I saw many wagons down over their hubs, stalled in the mire.
"War from the Inside" by Frederick L. (Frederick Lyman) Hitchcock
The woodwork of the wagon had to be new throughout except for one hub, which had done service across the Plains in 1853.
"Ox-Team Days on the Oregon Trail" by Ezra Meeker
The mud is up over the hubs of the truck, but it keeps plowin' along at a steady gait with Alex and the mechanic takin' turns at the wheel.
"Alex the Great" by H. C. Witwer
Then, instead of the axle rubbing against the hub, the bearings roll inside of the hub.
"Common Science" by Carleton W. Washburne
And now I saw a metropolis, the hub of a successful land.
"The Harbor" by Ernest Poole
It is the hub of loyalty and law.
"Westward with the Prince of Wales" by W. Douglas Newton
Maclin just then was the hub from which the spokes of curiosity led.
"At the Crossroads" by Harriet T. Comstock
This was first done by cutting out "lightening holes" between the hub and rim.
"The Four-Faced Visitors of Ezekiel" by Arthur W. Orton

In poetry:

We have rolled on life's journey,--how fast and how far!
One round of humanity's many-wheeled car,
But up-hill and down-hill, through rattle and rub,
Old, true Twenty-niners! we've stuck to our hub!
"Lines" by Oliver Wendell Holmes
So when it came to a hidden shame our mugs were zippered tight;
He never asked me what I'd done, and he would never tell;
But though like men we revelled, when it came to bloody fight
I knew that I could bank on him clear to the hubs of hell.
"Death's Way" by Robert W Service
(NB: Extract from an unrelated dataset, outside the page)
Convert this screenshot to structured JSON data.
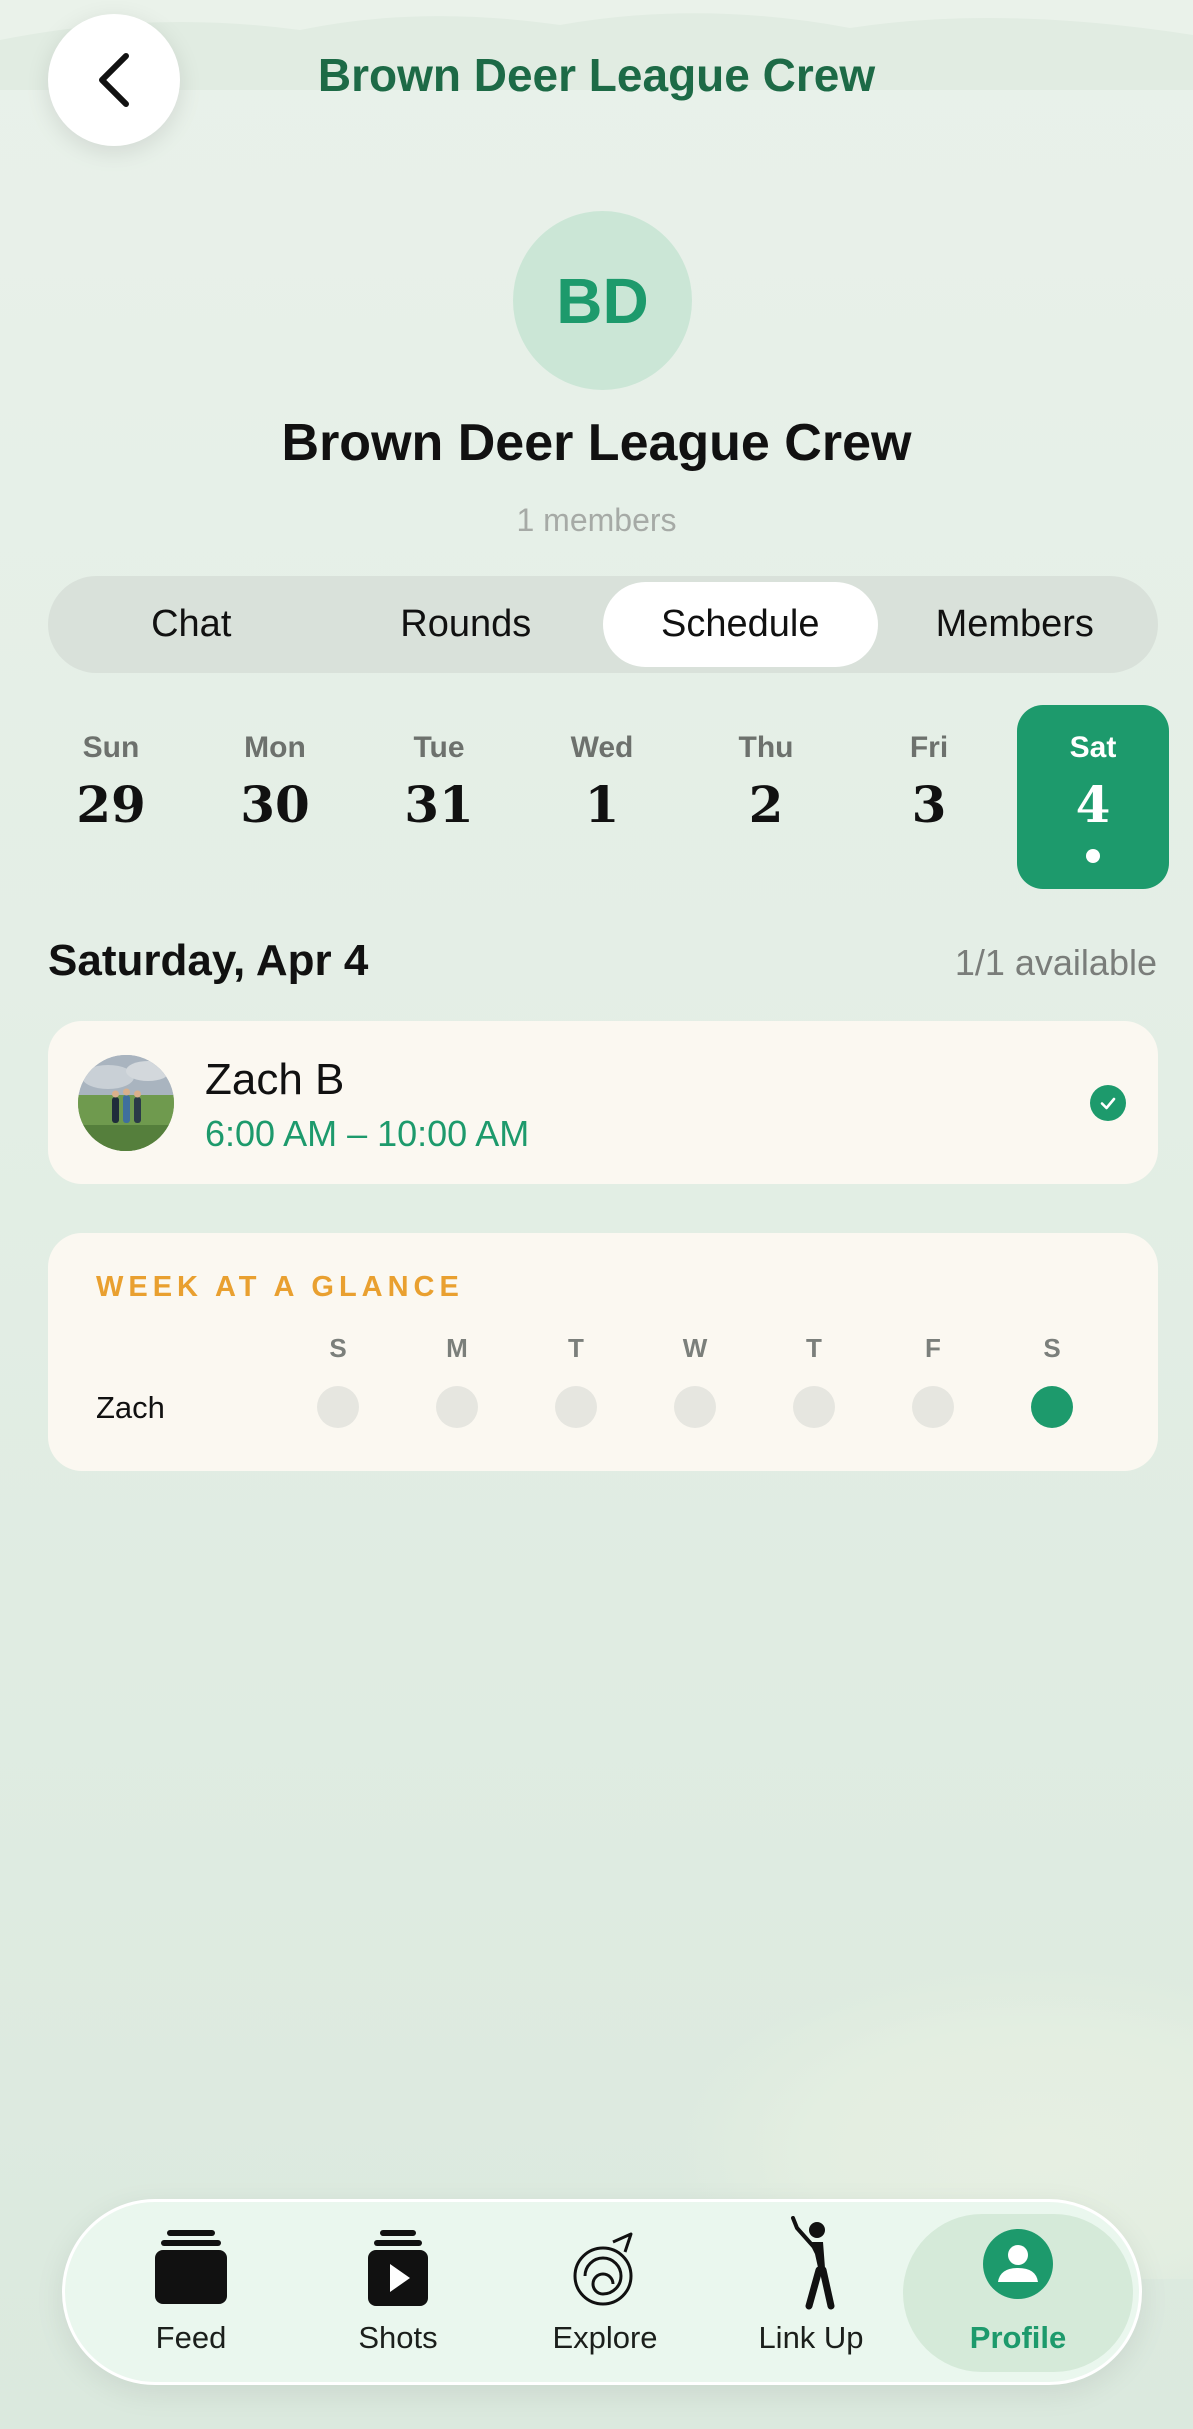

In news:

However, the Telegraph's headline, " Mather Airport should be cargo hub, not hobbyists' airstrip" will have been misunderstood by many readers.
Her new museum becomes Chinatown's culture hub.
Microbrewery , bicycle hub, agriculture showcase.
Now, the two and a half mile stretch is being transformed into an artistic and environmental hub for the community.
As the country's commercial and political hub, Montevideo follows its own, nonchalant pace.
Use the stock setscrews to secure the drive pins that come with the hubs.
Multimodal Transportation Hub Kicks Off in California.
The 'White African' and Nairobi 's Tech Hub.
Hoff dreams to turn Nary School into hub for arts, education.
From Weeds and Bricks to Media Hub in Brooklyn.
But it's hard to see how turning the site into a social networking hub would resurrect the Internet pioneer from its present position as an also-ran.
Don't miss: "Hub cap chicken," once fried roadside in hub caps (but now, thankfully, on restaurant menus).
She runs a website, Oceansunfish .org, which serves as an information hub on the species, and she asks citizen scientists to report any sightings.
A powdercoated-aluminum or wood pole supports fiberglass rods and polyamide hubs, while the Teflontreated acrylic covering is offered in 21 solids, 17 stripes, and three pert polka-dot combinations 49-8036-9068-0.
Chinais expected this year to approve imports of tobacco from the Brazilian states of Santa Catarina and Paraná , according to a Macau Hub story relayed by Tobacco China Online.

In science:

Topical search algorithms in reference (d) in reveal a similar structure with the authority-and-hub nodes. Recently several other search algorithms that utilize local information in a power-law graph with symmetric links were proposed, see reference (c) in .
Access time of an adaptive random walk on the world-wide Web
Notice again that this structural discovery resembles the mutually reinforcing relationship of Kleinberg’s authorities and hubs.
A Connection-Centric Survey of Recommender Systems Research
The hub is the node with the maximal number of outgoing edges, T.
Subgraphs in random networks
At γ ≤ 2, there is a condensation effect , where a finite fraction of the nodes have outdegree ≤ 1, and the mean hub size becomes proportional to N.
Subgraphs in random networks
For γ ≤ 2 the network is in a condensed regime, where the hub T = O(N ).
Subgraphs in random networks